* Your assignment: Set down each line of the material that follows, exactly, with no pictures.

Segment Start: Materials provided

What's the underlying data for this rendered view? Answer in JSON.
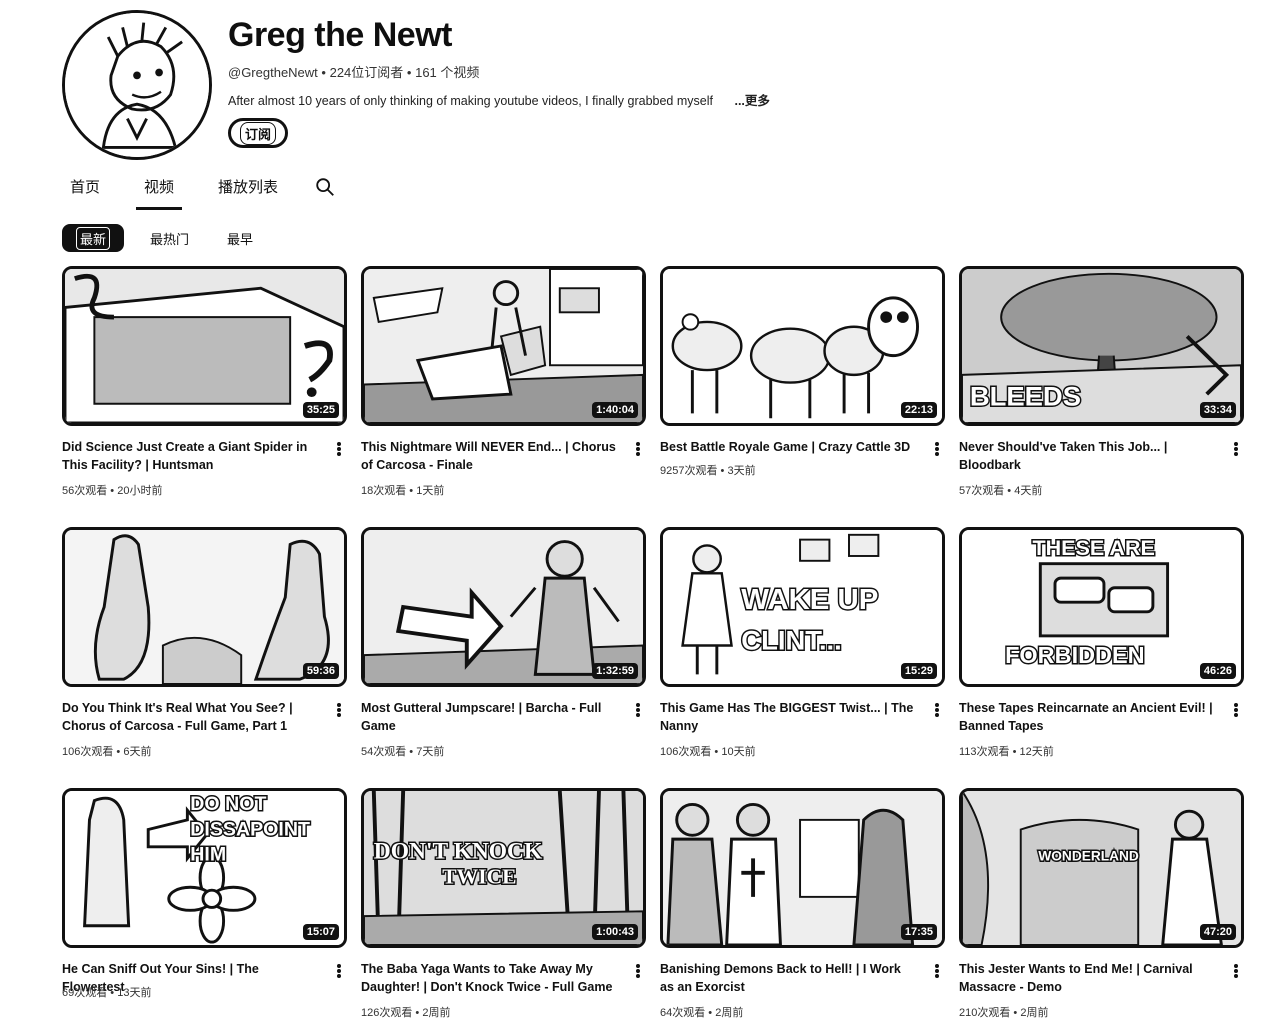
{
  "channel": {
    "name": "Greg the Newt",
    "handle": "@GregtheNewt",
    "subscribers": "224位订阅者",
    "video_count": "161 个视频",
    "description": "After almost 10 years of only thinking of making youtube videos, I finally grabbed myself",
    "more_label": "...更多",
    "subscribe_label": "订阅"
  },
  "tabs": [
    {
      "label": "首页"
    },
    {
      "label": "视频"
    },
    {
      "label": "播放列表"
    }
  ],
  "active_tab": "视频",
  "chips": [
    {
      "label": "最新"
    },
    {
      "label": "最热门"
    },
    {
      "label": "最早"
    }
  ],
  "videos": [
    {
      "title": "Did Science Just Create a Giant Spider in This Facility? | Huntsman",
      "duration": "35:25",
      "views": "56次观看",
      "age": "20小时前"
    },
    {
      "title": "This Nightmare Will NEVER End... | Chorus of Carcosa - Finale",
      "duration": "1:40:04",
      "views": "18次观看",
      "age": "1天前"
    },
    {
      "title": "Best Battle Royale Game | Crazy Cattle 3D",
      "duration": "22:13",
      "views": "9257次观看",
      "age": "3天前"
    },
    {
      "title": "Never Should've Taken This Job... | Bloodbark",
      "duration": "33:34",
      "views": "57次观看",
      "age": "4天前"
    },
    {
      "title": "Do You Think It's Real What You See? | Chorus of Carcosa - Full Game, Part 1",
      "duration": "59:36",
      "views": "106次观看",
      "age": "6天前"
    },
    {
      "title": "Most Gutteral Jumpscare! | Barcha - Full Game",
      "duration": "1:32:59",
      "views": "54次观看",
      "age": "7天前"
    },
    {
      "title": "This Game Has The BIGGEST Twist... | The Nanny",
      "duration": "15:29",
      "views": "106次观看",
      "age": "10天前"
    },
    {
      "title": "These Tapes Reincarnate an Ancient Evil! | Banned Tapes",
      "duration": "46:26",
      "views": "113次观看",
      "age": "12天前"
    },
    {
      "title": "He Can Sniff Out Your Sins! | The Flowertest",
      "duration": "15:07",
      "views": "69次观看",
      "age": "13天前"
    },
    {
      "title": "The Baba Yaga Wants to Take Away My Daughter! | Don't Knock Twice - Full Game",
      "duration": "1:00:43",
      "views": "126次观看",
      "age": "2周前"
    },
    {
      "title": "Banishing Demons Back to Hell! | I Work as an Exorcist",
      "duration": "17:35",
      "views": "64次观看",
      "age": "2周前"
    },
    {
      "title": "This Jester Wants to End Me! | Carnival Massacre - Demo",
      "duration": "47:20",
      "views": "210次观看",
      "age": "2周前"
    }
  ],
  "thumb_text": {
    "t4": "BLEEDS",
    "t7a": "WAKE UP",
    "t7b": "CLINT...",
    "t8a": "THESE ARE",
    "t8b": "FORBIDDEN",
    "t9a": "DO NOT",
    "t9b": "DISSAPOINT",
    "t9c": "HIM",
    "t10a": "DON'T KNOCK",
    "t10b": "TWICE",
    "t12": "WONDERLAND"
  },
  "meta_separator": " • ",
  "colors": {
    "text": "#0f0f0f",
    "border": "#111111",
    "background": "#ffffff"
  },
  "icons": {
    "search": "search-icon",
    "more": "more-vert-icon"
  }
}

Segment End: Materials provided

* Answer box:
What's the underlying data for this rendered view? Answer in JSON.
{
  "channel": {
    "name": "Greg the Newt",
    "handle": "@GregtheNewt",
    "subscribers": "224位订阅者",
    "video_count": "161 个视频",
    "description": "After almost 10 years of only thinking of making youtube videos, I finally grabbed myself",
    "more_label": "...更多",
    "subscribe_label": "订阅"
  },
  "tabs": [
    {
      "label": "首页"
    },
    {
      "label": "视频"
    },
    {
      "label": "播放列表"
    }
  ],
  "active_tab": "视频",
  "chips": [
    {
      "label": "最新"
    },
    {
      "label": "最热门"
    },
    {
      "label": "最早"
    }
  ],
  "videos": [
    {
      "title": "Did Science Just Create a Giant Spider in This Facility? | Huntsman",
      "duration": "35:25",
      "views": "56次观看",
      "age": "20小时前"
    },
    {
      "title": "This Nightmare Will NEVER End... | Chorus of Carcosa - Finale",
      "duration": "1:40:04",
      "views": "18次观看",
      "age": "1天前"
    },
    {
      "title": "Best Battle Royale Game | Crazy Cattle 3D",
      "duration": "22:13",
      "views": "9257次观看",
      "age": "3天前"
    },
    {
      "title": "Never Should've Taken This Job... | Bloodbark",
      "duration": "33:34",
      "views": "57次观看",
      "age": "4天前"
    },
    {
      "title": "Do You Think It's Real What You See? | Chorus of Carcosa - Full Game, Part 1",
      "duration": "59:36",
      "views": "106次观看",
      "age": "6天前"
    },
    {
      "title": "Most Gutteral Jumpscare! | Barcha - Full Game",
      "duration": "1:32:59",
      "views": "54次观看",
      "age": "7天前"
    },
    {
      "title": "This Game Has The BIGGEST Twist... | The Nanny",
      "duration": "15:29",
      "views": "106次观看",
      "age": "10天前"
    },
    {
      "title": "These Tapes Reincarnate an Ancient Evil! | Banned Tapes",
      "duration": "46:26",
      "views": "113次观看",
      "age": "12天前"
    },
    {
      "title": "He Can Sniff Out Your Sins! | The Flowertest",
      "duration": "15:07",
      "views": "69次观看",
      "age": "13天前"
    },
    {
      "title": "The Baba Yaga Wants to Take Away My Daughter! | Don't Knock Twice - Full Game",
      "duration": "1:00:43",
      "views": "126次观看",
      "age": "2周前"
    },
    {
      "title": "Banishing Demons Back to Hell! | I Work as an Exorcist",
      "duration": "17:35",
      "views": "64次观看",
      "age": "2周前"
    },
    {
      "title": "This Jester Wants to End Me! | Carnival Massacre - Demo",
      "duration": "47:20",
      "views": "210次观看",
      "age": "2周前"
    }
  ],
  "thumb_text": {
    "t4": "BLEEDS",
    "t7a": "WAKE UP",
    "t7b": "CLINT...",
    "t8a": "THESE ARE",
    "t8b": "FORBIDDEN",
    "t9a": "DO NOT",
    "t9b": "DISSAPOINT",
    "t9c": "HIM",
    "t10a": "DON'T KNOCK",
    "t10b": "TWICE",
    "t12": "WONDERLAND"
  },
  "meta_separator": " • ",
  "colors": {
    "text": "#0f0f0f",
    "border": "#111111",
    "background": "#ffffff"
  },
  "icons": {
    "search": "search-icon",
    "more": "more-vert-icon"
  }
}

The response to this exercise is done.